With this enabled, you cannot connect to others tenants within apps and flows. Other tenants can’t connect to yours either.
Allowing specific tenants
When switching on Power Platform tenant isolation, you may have noticed the New tenant rule option:
With a tenant rule, you can specify an allow list for cross-tenant transactions for inbound (bringing data from another tenant into yours), or outbound (sending data from your tenant to another). You can also allow both inbound and outbound if you wish.
There are some companies that run across multiple tenants, in which case this is a great level of granular functionality you can add. You’re allowed up to 50 rules and they’re only active when Power Platform tenant isolation is switched on. You can refer to Microsoft’s documentation on inbound & outbound rules for more information.
You may be implementing Power Platform tenant isolation after makers have created cross-tenant connections.
In term of Power Apps, it’s not hugely obvious to users of an app. Remember the app I referenced earlier? I played it after switching tenant isolation on. The information from tenant 2 is no longer visible, but no warning or information as to why:
You get a bit more insight when editing the app, though you can’t scroll through the tooltip. I know this is hinting at tenant isolation but others may not. This is why communication is HUGELY important when making these kind of tenant-wide changes:
As for flows, any affected will fail upon next trigger. If you don’t have any good error handling or not checking regularly, again it may go undetected without prior comms:
Clicking on the failed flow presents an error you can scroll through, which is nice. However, it indicates the account with issue being the one that’s ok (tenant 1 in my example), when in fact we’ve blocked the other connection to tenant 2. It does reference the presence of Power Platform tenant isolation though, and it is working as intended:
Please note, editing the flow doesn’t show any errors until testing the flow.
With Power Platform tenant isolation enabled for tenant 1, no new cross-tenant connections can be made.
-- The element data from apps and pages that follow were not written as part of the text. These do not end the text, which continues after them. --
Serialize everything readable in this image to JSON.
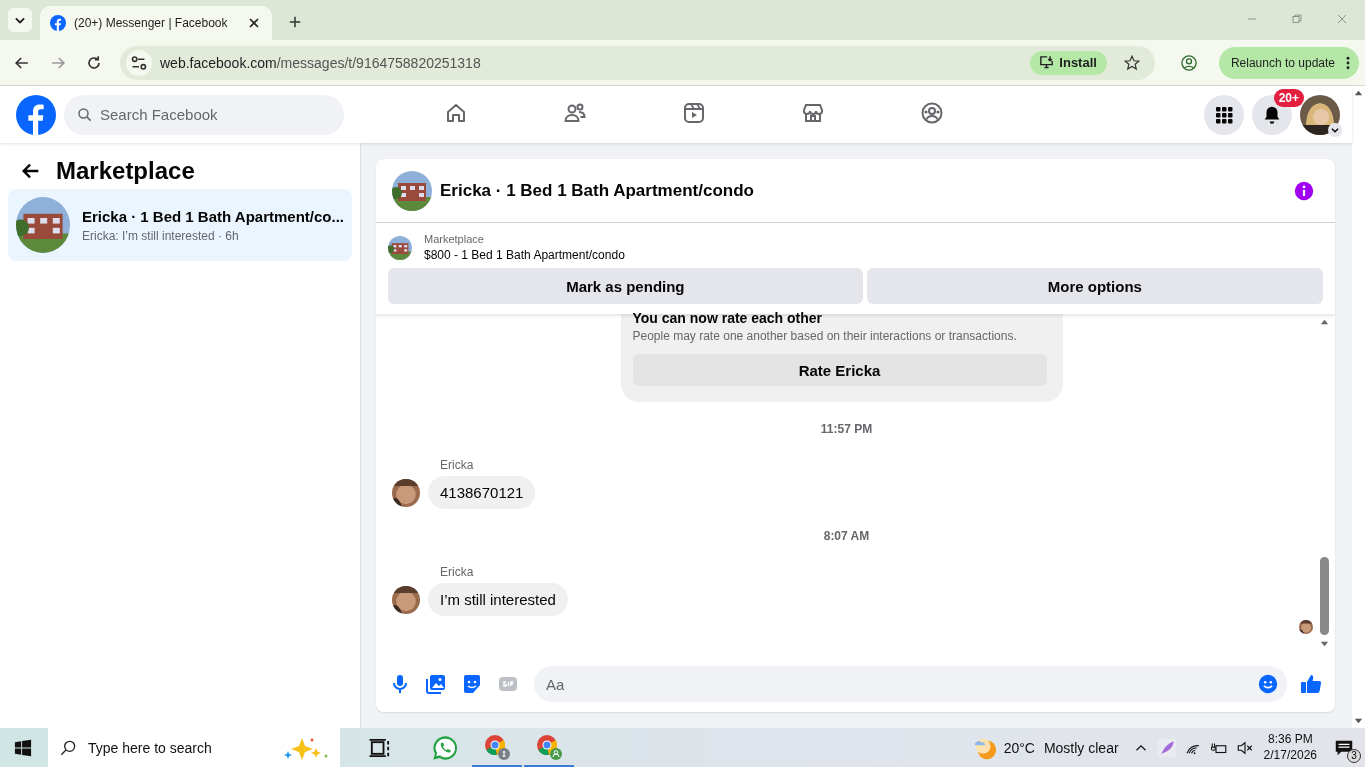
{
  "browser": {
    "tab_title": "(20+) Messenger | Facebook",
    "url_domain": "web.facebook.com",
    "url_path": "/messages/t/9164758820251318",
    "install": "Install",
    "relaunch": "Relaunch to update"
  },
  "header": {
    "search_placeholder": "Search Facebook",
    "nav": [
      {
        "kind": "home",
        "selected": false
      },
      {
        "kind": "friends",
        "selected": false
      },
      {
        "kind": "video",
        "selected": false
      },
      {
        "kind": "marketplace",
        "selected": false
      },
      {
        "kind": "groups",
        "selected": false
      }
    ],
    "notification_badge": "20+"
  },
  "sidebar": {
    "title": "Marketplace",
    "conversations": [
      {
        "title": "Ericka · 1 Bed 1 Bath Apartment/co...",
        "preview": "Ericka: I’m still interested · 6h",
        "selected": true
      }
    ]
  },
  "chat": {
    "title": "Ericka · 1 Bed 1 Bath Apartment/condo",
    "listing": {
      "label": "Marketplace",
      "title": "$800 - 1 Bed 1 Bath Apartment/condo",
      "buttons": [
        "Mark as pending",
        "More options"
      ]
    },
    "messages": [
      {
        "kind": "card",
        "title": "You can now rate each other",
        "text": "People may rate one another based on their interactions or transactions.",
        "button": "Rate Ericka"
      },
      {
        "kind": "time",
        "text": "11:57 PM"
      },
      {
        "kind": "message",
        "sender": "Ericka",
        "text": "4138670121"
      },
      {
        "kind": "time",
        "text": "8:07 AM"
      },
      {
        "kind": "message",
        "sender": "Ericka",
        "text": "I’m still interested"
      }
    ],
    "composer": {
      "placeholder": "Aa"
    }
  },
  "taskbar": {
    "search_placeholder": "Type here to search",
    "weather_temp": "20°C",
    "weather_text": "Mostly clear",
    "time": "8:36 PM",
    "date": "2/17/2026",
    "notification_count": "3"
  }
}
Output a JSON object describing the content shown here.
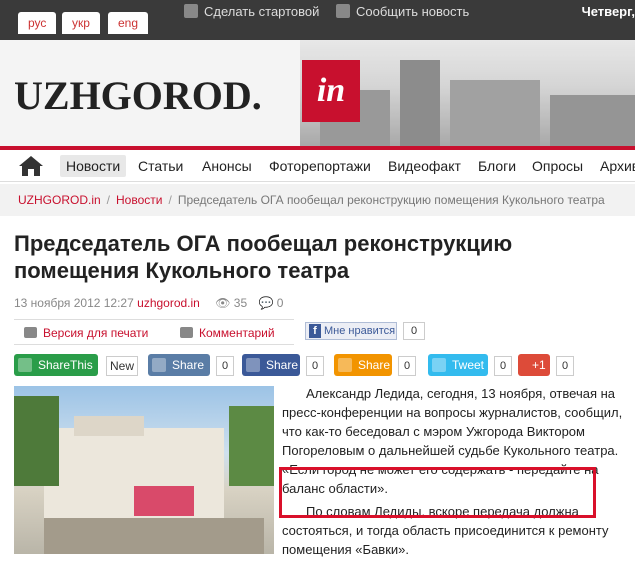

Sometimes the connection creation is halted and a warning presented. Other times, it looks as though the connection is created but actually appears like this:
I also tried to connect to tenant 1 from tenant 2, in case that bypassed the tenant isolation setting on tenant 1. Computer said no, which is the result we want:
Help is at hand
During the connector review article for this series, I referenced the Power Platform CoE Starter Kit. From an administrative view, I cannot stress enough how important this is to install and keep updated. There’s a lot of utility you can use to help govern, monitor & nurture your Power Platform estate.
Once such tool is the Power Platform Governance dashboard. This is a separate Power BI report file from the main CoE dashboard:
This report has many great pieces of analysis, none more so than highlighting cross-tenant connections:
Right clicking on the tile will allow you to access the Connection details drill through report:
This is an essential resource in your planning for turning on Power Platform tenant isolation. Make sure to use this dashboard to assess potential impact and help formulate your communication strategy to affected users.
You can find more information about the CoE Governance dashboard here.
In my recent experience, it feels as though Power Platform tenant isolation is a feature not many are aware of. I hope this article has given some additional spotlight in why it’s an important step towards an overall Power Platform DLP strategy.
Thanks for reading! If you liked this article and want more epic Power Platform stuff to land in your inbox every week, don’t forget to subscribe 😊